Interface dataset entries:
━━━━━━━━━━━━━━━━━━━━━━━━━━━━━━

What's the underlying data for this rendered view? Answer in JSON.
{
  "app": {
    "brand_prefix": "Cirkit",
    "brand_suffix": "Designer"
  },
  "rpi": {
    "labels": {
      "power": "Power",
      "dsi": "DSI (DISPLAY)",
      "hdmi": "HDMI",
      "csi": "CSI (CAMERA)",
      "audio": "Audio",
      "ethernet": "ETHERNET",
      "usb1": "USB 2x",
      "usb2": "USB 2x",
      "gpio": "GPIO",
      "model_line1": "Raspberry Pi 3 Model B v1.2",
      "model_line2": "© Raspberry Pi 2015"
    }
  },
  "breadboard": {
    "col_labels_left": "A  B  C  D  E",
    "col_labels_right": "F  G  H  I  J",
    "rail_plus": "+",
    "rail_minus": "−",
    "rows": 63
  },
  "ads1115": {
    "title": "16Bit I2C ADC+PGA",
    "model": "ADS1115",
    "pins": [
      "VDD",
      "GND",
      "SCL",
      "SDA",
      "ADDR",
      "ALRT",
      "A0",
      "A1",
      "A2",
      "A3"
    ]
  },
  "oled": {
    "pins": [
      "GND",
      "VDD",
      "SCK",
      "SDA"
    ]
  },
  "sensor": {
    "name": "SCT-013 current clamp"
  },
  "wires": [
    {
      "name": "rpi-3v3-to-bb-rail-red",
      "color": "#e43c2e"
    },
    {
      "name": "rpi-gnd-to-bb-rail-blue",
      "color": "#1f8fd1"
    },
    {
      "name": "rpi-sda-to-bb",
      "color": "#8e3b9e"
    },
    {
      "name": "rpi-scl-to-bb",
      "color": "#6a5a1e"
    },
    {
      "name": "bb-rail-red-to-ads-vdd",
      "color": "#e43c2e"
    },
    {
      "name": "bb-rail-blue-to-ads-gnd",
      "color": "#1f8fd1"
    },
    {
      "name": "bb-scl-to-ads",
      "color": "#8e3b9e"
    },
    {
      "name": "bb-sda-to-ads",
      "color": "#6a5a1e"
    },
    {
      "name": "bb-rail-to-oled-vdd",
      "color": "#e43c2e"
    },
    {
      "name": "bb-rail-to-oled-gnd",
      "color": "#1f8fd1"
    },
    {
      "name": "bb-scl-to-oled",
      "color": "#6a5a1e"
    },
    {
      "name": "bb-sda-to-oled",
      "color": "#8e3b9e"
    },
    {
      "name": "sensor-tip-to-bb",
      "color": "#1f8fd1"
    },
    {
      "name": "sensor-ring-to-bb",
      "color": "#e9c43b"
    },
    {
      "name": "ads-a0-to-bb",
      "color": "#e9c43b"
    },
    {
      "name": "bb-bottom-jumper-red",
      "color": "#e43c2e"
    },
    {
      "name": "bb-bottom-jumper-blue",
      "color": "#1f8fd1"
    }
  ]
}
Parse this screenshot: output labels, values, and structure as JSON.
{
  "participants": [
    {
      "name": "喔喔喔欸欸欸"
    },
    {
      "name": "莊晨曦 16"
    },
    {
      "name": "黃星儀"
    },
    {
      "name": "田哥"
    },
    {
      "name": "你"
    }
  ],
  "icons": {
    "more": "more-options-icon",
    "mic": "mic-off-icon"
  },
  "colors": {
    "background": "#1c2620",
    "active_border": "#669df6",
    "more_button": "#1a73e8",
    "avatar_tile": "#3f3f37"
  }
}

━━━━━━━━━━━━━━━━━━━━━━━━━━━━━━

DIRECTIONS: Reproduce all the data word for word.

EXERCISE OUTPUT:
What's the underlying data for this rendered view? Answer in JSON.
{
  "app": {
    "brand_prefix": "Cirkit",
    "brand_suffix": "Designer"
  },
  "rpi": {
    "labels": {
      "power": "Power",
      "dsi": "DSI (DISPLAY)",
      "hdmi": "HDMI",
      "csi": "CSI (CAMERA)",
      "audio": "Audio",
      "ethernet": "ETHERNET",
      "usb1": "USB 2x",
      "usb2": "USB 2x",
      "gpio": "GPIO",
      "model_line1": "Raspberry Pi 3 Model B v1.2",
      "model_line2": "© Raspberry Pi 2015"
    }
  },
  "breadboard": {
    "col_labels_left": "A  B  C  D  E",
    "col_labels_right": "F  G  H  I  J",
    "rail_plus": "+",
    "rail_minus": "−",
    "rows": 63
  },
  "ads1115": {
    "title": "16Bit I2C ADC+PGA",
    "model": "ADS1115",
    "pins": [
      "VDD",
      "GND",
      "SCL",
      "SDA",
      "ADDR",
      "ALRT",
      "A0",
      "A1",
      "A2",
      "A3"
    ]
  },
  "oled": {
    "pins": [
      "GND",
      "VDD",
      "SCK",
      "SDA"
    ]
  },
  "sensor": {
    "name": "SCT-013 current clamp"
  },
  "wires": [
    {
      "name": "rpi-3v3-to-bb-rail-red",
      "color": "#e43c2e"
    },
    {
      "name": "rpi-gnd-to-bb-rail-blue",
      "color": "#1f8fd1"
    },
    {
      "name": "rpi-sda-to-bb",
      "color": "#8e3b9e"
    },
    {
      "name": "rpi-scl-to-bb",
      "color": "#6a5a1e"
    },
    {
      "name": "bb-rail-red-to-ads-vdd",
      "color": "#e43c2e"
    },
    {
      "name": "bb-rail-blue-to-ads-gnd",
      "color": "#1f8fd1"
    },
    {
      "name": "bb-scl-to-ads",
      "color": "#8e3b9e"
    },
    {
      "name": "bb-sda-to-ads",
      "color": "#6a5a1e"
    },
    {
      "name": "bb-rail-to-oled-vdd",
      "color": "#e43c2e"
    },
    {
      "name": "bb-rail-to-oled-gnd",
      "color": "#1f8fd1"
    },
    {
      "name": "bb-scl-to-oled",
      "color": "#6a5a1e"
    },
    {
      "name": "bb-sda-to-oled",
      "color": "#8e3b9e"
    },
    {
      "name": "sensor-tip-to-bb",
      "color": "#1f8fd1"
    },
    {
      "name": "sensor-ring-to-bb",
      "color": "#e9c43b"
    },
    {
      "name": "ads-a0-to-bb",
      "color": "#e9c43b"
    },
    {
      "name": "bb-bottom-jumper-red",
      "color": "#e43c2e"
    },
    {
      "name": "bb-bottom-jumper-blue",
      "color": "#1f8fd1"
    }
  ]
}
Parse this screenshot: output labels, values, and structure as JSON.
{
  "participants": [
    {
      "name": "喔喔喔欸欸欸"
    },
    {
      "name": "莊晨曦 16"
    },
    {
      "name": "黃星儀"
    },
    {
      "name": "田哥"
    },
    {
      "name": "你"
    }
  ],
  "icons": {
    "more": "more-options-icon",
    "mic": "mic-off-icon"
  },
  "colors": {
    "background": "#1c2620",
    "active_border": "#669df6",
    "more_button": "#1a73e8",
    "avatar_tile": "#3f3f37"
  }
}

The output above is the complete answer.